OETR: Continent-Ocean Transition Across the NE Nova Scotian Margin

Data collected for the Government of Nova Scotia
Funded by the Offshore Energy Technical Research (OETR) association

Analysis and interpretation of standard MCS (streamer length <~6 km) and OBS (20-40 km instrument spacing) profiles collected offshore Nova Scotia shows a first-order margin parallel change in rifting architecture, from the magma-rich U.S. East Coast margins in the south to the magma-poor Grand Bank/Newfoundland margin in the north. While these data and work were critical for characterizing the largest regional scale structure, more detailed information on the continent-ocean transition anywhere offshore Nova Scotia was lacking. To start filling in this gap, in 2009, a modern dense wide-angle profile OETR (Figure 1) was acquired across the northeastern Nova Scotia margin for the Offshore Energy Research Association by GeoPro GmbH. The much smaller OBS spacing on this profile than on the SMART profiles and the high definition of the crystalline basement available from the coincident long-streamer GXT-2000 MCS line allows for extraction of detailed crustal structural information.


Figure 1. Bathymetry map (color scale) showing locations of the OETR-2009 ocean bottom seismometer (OBS) profile (red thin line is shooting profile and red dots are OBS locations), coincident MCS profile GXT-2000 (thick black line), SMART wide-angle seismic profiles (black thick dashed lines) (Funck et al., 2004; Wu et al., 2006), connecting MCS profile GXT-5100 (black thin dashed line) and selected boreholes (brown). The study area (red rectangle) is shown relative to eastern Canada and United States in the inset. The bathymetry is contoured (thin dotted lines) every 1,000 m. Yellow patches are salt (Shimeld, 2004). Diamond-patterned region is the East Coast Magnetic Anomaly (ECMA) with the black dashed curve outlining its recently proposed continuation (Sibuet et al., 2012). Thick gray line is the M25 magnetic anomaly. The OETR-2009 model distance is tick marked and labeled in black. Area around Profile OETR-2009 is enlarged in the lower panel with OBSs (red filled circles) numbered in red (pink on dark background), shooting line in black, and bathymetry contoured every 500 m. SI = Sable Island; MnB = Mohican Basin; SaB = Sable Basin; AB = Abenaki Basin; HB = Huron Basin; TB = Tantallon; LB = Laurentian Basin; BDW = Banquereau Detachment Wedge. MCS = multichannel seismic.
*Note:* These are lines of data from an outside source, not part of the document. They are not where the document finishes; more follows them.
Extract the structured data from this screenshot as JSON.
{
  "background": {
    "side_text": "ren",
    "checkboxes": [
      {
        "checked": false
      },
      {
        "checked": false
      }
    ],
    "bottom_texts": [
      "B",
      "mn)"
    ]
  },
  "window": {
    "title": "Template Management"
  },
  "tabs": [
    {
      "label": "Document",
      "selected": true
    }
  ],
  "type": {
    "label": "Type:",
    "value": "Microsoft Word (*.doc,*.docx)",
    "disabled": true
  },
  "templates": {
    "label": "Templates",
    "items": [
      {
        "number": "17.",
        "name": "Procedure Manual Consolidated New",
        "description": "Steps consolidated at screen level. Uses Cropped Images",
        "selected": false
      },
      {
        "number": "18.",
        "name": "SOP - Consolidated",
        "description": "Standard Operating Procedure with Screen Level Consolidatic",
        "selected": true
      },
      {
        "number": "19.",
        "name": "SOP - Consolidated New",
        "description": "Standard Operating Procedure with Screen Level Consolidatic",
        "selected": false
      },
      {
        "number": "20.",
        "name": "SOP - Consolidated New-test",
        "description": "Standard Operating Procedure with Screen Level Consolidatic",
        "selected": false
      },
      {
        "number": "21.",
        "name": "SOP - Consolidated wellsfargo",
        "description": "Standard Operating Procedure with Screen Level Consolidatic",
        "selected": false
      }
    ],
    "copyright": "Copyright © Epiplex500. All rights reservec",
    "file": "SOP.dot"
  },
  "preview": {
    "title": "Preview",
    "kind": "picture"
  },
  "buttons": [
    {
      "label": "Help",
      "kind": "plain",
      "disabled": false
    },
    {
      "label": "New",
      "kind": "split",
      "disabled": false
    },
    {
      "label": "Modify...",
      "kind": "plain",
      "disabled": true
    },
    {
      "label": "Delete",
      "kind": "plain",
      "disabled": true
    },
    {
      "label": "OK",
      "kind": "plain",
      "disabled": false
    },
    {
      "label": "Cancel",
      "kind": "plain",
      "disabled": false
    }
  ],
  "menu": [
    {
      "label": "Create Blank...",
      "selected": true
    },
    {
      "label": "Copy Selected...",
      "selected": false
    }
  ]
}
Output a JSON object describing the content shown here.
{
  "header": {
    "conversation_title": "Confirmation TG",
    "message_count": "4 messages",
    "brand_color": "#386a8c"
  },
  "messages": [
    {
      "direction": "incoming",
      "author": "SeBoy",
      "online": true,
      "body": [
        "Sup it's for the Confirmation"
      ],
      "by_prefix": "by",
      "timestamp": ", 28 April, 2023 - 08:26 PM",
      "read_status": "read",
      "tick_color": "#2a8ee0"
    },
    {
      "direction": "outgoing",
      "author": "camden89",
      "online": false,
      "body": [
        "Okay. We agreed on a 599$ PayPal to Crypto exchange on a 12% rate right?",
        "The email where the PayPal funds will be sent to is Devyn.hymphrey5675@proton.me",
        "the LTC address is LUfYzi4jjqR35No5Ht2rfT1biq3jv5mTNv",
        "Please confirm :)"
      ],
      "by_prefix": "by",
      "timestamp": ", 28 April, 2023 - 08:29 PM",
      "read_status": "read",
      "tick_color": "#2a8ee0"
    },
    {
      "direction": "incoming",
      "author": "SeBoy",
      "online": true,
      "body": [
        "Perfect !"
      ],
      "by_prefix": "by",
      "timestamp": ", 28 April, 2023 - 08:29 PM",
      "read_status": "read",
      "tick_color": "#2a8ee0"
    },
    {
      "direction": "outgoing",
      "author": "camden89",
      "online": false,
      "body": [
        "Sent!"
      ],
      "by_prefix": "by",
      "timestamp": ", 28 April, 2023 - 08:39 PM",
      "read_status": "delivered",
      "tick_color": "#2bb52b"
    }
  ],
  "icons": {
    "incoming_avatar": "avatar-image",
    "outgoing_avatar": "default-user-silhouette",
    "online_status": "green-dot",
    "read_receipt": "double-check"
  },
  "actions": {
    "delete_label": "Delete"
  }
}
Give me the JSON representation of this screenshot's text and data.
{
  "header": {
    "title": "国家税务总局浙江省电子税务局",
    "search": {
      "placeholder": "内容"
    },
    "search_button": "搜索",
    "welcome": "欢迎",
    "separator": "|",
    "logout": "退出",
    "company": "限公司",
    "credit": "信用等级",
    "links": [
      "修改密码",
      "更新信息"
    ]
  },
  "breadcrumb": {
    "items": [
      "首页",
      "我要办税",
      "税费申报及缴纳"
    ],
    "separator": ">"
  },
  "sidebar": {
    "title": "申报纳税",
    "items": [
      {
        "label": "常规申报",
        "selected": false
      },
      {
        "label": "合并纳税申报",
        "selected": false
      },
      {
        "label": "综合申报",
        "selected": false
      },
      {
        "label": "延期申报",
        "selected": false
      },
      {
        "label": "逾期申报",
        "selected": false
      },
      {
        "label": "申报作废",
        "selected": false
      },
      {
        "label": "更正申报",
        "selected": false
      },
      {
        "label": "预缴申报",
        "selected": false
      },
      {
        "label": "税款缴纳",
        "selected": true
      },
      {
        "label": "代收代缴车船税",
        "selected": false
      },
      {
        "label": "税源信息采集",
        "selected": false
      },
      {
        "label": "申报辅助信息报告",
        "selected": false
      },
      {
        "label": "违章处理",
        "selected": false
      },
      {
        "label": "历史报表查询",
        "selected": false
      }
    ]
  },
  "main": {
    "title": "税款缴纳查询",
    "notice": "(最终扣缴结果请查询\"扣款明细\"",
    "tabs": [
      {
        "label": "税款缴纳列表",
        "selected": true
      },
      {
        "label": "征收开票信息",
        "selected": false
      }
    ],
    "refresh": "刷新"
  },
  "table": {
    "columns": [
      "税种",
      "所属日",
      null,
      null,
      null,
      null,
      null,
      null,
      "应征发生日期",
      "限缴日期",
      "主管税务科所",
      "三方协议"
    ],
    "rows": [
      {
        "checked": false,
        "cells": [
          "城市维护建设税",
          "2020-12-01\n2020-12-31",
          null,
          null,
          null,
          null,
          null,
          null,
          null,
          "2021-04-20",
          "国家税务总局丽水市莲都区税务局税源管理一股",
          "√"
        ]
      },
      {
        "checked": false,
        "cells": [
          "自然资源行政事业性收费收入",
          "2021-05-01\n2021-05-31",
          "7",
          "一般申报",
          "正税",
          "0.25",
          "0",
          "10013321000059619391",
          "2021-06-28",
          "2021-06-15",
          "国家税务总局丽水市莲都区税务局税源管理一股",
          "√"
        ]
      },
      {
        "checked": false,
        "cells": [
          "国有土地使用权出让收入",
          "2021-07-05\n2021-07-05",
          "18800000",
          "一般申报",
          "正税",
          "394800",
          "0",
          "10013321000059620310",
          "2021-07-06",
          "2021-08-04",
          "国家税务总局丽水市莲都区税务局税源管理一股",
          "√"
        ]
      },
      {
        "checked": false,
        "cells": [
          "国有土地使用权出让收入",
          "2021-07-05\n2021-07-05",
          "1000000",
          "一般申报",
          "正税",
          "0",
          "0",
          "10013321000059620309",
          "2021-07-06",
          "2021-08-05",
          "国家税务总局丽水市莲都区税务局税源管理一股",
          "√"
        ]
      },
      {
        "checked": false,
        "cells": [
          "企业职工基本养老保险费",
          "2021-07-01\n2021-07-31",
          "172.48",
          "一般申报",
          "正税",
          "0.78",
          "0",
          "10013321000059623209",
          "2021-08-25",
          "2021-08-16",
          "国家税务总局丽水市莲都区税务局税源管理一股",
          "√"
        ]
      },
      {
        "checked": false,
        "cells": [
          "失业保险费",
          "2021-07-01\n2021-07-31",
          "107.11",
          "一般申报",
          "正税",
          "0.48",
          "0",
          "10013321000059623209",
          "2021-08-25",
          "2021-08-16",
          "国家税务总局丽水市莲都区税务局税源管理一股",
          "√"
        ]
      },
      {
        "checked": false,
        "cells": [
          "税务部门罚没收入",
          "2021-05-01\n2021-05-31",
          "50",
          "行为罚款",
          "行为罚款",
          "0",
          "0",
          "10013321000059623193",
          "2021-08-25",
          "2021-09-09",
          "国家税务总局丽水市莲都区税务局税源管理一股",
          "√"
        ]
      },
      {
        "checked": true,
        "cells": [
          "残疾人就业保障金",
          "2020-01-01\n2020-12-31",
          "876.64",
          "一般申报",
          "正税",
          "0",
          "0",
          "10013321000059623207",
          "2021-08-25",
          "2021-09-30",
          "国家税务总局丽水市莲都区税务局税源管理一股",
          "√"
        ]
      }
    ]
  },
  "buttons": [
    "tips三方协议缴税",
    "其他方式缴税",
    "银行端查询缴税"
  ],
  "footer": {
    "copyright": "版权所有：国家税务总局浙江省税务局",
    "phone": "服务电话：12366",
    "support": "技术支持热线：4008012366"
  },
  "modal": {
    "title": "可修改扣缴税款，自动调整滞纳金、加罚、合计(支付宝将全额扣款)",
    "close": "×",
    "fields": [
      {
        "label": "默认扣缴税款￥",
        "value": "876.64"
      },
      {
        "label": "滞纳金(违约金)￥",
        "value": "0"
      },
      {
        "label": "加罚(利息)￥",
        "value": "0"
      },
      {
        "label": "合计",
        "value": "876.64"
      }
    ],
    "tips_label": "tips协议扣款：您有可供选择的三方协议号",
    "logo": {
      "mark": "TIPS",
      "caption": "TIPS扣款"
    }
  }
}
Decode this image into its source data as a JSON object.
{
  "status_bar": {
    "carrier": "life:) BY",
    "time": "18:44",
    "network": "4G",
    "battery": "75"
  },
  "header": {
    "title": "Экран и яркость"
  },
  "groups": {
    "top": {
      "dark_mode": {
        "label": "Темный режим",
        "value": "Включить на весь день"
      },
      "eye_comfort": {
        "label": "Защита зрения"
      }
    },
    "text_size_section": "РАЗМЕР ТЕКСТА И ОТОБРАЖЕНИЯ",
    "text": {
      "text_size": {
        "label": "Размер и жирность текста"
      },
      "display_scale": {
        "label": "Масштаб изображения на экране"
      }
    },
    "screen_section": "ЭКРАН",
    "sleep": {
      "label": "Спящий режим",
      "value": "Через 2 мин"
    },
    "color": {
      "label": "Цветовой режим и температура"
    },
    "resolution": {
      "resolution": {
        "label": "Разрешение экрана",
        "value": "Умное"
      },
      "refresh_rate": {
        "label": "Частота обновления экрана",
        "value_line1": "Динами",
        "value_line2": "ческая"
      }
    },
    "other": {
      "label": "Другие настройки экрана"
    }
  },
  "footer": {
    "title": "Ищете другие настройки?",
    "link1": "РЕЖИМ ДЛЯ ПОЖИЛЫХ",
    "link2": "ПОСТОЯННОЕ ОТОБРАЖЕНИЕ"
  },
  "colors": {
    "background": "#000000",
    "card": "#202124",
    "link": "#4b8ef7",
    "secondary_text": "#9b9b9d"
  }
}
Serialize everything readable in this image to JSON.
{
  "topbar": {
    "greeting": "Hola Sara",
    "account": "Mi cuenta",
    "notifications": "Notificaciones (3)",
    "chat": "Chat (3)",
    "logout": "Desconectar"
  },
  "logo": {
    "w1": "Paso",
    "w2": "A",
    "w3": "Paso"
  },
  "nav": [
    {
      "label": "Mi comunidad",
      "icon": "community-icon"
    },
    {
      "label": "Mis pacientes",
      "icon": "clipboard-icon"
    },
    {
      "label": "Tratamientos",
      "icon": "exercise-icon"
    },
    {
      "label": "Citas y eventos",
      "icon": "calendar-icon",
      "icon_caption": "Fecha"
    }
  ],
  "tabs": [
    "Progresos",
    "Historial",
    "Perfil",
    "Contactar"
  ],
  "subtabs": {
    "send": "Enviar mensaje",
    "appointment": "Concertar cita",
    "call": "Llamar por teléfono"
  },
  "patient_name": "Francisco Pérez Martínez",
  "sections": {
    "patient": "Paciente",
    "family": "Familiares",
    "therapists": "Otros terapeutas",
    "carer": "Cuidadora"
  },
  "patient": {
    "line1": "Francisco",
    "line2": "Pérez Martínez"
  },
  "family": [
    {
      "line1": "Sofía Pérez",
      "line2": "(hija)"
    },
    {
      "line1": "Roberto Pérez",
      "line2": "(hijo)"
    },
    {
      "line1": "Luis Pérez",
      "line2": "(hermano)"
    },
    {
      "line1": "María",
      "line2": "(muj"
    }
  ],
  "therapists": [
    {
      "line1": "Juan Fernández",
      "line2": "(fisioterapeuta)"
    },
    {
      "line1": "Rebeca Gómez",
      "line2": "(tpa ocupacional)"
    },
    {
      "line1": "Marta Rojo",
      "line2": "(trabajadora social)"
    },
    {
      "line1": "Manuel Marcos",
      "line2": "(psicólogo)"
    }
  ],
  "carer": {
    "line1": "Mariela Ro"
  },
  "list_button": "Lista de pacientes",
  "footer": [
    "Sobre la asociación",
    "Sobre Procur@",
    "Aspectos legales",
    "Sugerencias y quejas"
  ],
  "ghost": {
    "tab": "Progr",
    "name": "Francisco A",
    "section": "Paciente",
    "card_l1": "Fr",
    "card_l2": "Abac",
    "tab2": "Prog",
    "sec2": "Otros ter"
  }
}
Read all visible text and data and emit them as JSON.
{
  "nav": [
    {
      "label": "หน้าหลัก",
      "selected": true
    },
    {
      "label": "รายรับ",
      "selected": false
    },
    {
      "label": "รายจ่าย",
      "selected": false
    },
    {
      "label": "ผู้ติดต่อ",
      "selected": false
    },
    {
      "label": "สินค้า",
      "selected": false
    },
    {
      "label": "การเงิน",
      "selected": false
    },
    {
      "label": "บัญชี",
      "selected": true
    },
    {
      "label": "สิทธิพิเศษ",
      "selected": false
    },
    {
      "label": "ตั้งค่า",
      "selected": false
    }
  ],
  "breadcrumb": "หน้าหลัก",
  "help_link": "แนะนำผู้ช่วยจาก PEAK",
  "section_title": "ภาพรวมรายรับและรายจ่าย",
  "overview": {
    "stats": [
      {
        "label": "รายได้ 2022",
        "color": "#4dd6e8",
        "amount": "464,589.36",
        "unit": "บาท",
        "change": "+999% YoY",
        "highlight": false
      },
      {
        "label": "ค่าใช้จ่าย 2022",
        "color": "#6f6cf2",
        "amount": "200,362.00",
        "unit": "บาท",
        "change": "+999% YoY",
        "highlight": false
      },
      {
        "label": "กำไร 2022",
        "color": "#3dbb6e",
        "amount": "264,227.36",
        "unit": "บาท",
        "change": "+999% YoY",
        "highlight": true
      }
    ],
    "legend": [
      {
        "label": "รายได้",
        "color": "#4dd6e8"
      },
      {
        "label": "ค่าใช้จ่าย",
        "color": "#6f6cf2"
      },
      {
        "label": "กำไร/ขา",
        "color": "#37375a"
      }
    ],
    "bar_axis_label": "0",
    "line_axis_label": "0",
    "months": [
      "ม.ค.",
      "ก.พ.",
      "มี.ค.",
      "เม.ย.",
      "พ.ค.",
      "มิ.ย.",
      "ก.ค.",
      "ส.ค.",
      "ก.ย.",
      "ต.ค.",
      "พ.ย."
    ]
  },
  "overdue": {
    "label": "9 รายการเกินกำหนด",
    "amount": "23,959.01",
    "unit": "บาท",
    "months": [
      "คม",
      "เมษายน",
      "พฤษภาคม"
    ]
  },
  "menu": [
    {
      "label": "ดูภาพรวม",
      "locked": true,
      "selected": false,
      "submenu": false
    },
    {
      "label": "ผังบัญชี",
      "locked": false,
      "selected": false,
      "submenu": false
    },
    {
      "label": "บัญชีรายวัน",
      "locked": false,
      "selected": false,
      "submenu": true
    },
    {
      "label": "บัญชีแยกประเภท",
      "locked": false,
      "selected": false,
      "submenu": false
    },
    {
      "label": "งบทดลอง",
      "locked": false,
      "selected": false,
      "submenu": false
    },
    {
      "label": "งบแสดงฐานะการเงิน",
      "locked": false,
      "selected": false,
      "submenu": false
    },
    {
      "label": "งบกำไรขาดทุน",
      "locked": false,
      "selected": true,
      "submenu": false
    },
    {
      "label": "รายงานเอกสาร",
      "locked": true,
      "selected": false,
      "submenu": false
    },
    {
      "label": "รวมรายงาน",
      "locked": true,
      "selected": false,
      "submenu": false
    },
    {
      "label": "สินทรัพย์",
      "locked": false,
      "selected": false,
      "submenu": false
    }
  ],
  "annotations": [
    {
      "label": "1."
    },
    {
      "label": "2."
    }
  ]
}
The OETR wide-angle seismic data were acquired along the 405-km-long profile located ~100 km to the east of the wide-angle seismic profile SMART-1 (Figure 1). Data useful for analysis were recorded on 78 out of the 100 deployed OBSs, all with a sampling interval of 4 ms. Instrument spacing ranges from <3 km across the presumed continent-ocean transition to ~10 km at the seaward end of the profile, and ~5 km for the remaining sections of the profile. Within each OBS, a group of three 4.5-Hz geophones (two horizontal and one vertical component) were mounted at the bottom of a glass sphere, which also housed the seismic recording unit. An external hydrophone was mounted to the top of the sphere. An array of eight airguns (total volume of 64 L), towed at 10-m depth, was fired every 60 s to provide an average shot spacing of ~124 m. Only the vertical geophone and hydrophone data were analyzed (Lau et al., 2018) so far. The results show a >4-km-thick serpentinized mantle layer beneath thin crust within the continent-ocean transition that indicates limited melt supply during rifting. Synrift extension was amagmatic on both conjugate margins but with asymmetry resulting from postrift volcanism on the Moroccan margin.